Food Journaling Your Way to Health
Logging what you eat in a food journal is a massively beneficial tool to have at your disposal. In fact, we recommend everyone should keep one for at least a week so they can become conscious of what/when they are eating! Got to know what’s wrong before you can fix something, right? This expert post breaks down some great advice for food journaling!
Let’s Start Food Journaling
The power of food journaling is often under-estimated and that statement could not be more true in the world of sport. After all, progress hinges on reflection.
Workout tracking for instance, is a well-covered category, given the wide array of technologies available that track every variable and allow for notes to be input about each session (e.g. Strava, Moves, RunKeeper, and so on).
However, there’s one category in particular that’s often overlooked, but likely has the most significant impact on performance.
That being what you eat and when you eat it.
The benefits of knowing what’s agreeable with your stomach before- and during a workout extend past just performance. It can also increases the quality of your workouts, as you’ll be able to predict how you’ll feel during your next workout.
There’s also the race day benefits, as you’ll be dialed in with exactly what to eat and when.
Of course, the benefits don’t happen overnight. There’s a learning curve and that’s where the journal comes into play.
Ideally, you’ll want to start journaling what and when you eat certain foods in relation to workouts well ahead of your target event – at least 3 months out for best results.
This will give you ample time to test and re-test your findings. In essence, the food journal is akin to an elimination diet.

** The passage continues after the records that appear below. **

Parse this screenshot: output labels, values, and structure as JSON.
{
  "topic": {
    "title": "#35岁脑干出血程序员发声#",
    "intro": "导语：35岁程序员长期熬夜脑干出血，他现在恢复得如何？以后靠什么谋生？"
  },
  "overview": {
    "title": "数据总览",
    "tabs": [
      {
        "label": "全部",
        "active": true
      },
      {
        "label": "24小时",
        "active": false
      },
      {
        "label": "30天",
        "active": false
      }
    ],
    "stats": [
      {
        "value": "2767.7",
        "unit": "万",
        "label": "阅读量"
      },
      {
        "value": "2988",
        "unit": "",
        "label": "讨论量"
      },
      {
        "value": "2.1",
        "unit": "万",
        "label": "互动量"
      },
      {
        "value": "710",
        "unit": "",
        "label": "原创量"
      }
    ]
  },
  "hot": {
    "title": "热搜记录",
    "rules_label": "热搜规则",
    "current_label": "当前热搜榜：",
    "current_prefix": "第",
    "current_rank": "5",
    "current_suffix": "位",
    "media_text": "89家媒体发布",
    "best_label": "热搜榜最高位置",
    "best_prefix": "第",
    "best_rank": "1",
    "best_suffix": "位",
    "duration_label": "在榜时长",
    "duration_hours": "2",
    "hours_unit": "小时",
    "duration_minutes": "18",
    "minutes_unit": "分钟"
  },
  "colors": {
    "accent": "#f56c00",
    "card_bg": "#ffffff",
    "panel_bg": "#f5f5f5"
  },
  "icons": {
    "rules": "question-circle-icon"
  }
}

Here are the how-to’s to starting an exercise food journal:
First, you’ll need to establish a pre-workout timeframe. That is, how far out from the intended workout start time will you begin logging notes in your journal.
Given that digestion times can vary based on what you eat and that workout intensities vary from session to session, it’s best to err further out from the intended start time. In general, 2 to 3 hours before to a session is good.
Now that the timeframe has been established, you’ll now need to be diligent in writing down everything you eat and drink pre-workout. The more specific you can be, the better (i.e. the exact item and its quantity in grams, ounces, or whatever the unit of measure is).
Also make note of time you ate or drank relative to the workout start time. It’s all in the details.
If you plan to eat or drink during the workout, keep track of those items as well! It’s not necessary to know the exact time something was taken, but it is good to have a general eating schedule for workouts (e.g. drink every 15 minutes and eat every 30 minutes).
The goal of that is to give you an idea of how many calories you can take in per hour.
This information is particularly useful in longer runs, rides, triathlons, and the like, where fueling is a critical component to sustained performance.
At this point, you have a journal filled with all the things you ate and drank and when you ingested them. While this is great information, it’s utterly useless without knowing how you felt during the activity.
Therefore, make another column or section in your journal for reflecting about how the workout played out (i.e. “had stomach cramps”, “should have drank more water”, “felt great”, and so on). Add any other pertinent details and make suggestions for future workouts if need-be.
As with most things, the more consistent you are in journaling, the more you’ll be able to learn from and improve upon. So, write, reflect, and repeat. Again and again.
In addition to having a happy tummy, documenting such things will also allow you to be more efficient with your time.
For instance, if you have validated that you can eat a medium-sized banana and 1 tablespoon of almond butter 15 minutes before a workout without having any stomach issues, you could theoretically wake up 20 minutes prior to a swim and be good to go. Or be ready to take on a tempo run during lunch.
It’s not uncommon for previous staples of your diet to get blacklisted as a result of journaling. However, that’s not to say you have to give up any foods in the process.
After all, there’s still the post-workout window.
Overall, I regard endurance competitions as eating competitions with physical activity, so if I’m able to solve the food dilemma, my confidence will be at its peak, and a solid performance will follow.
As common racing wisdom goes: “Don’t try anything new on race day.” By following this model, you’ll be well prepared for your next event.
Happy food journaling!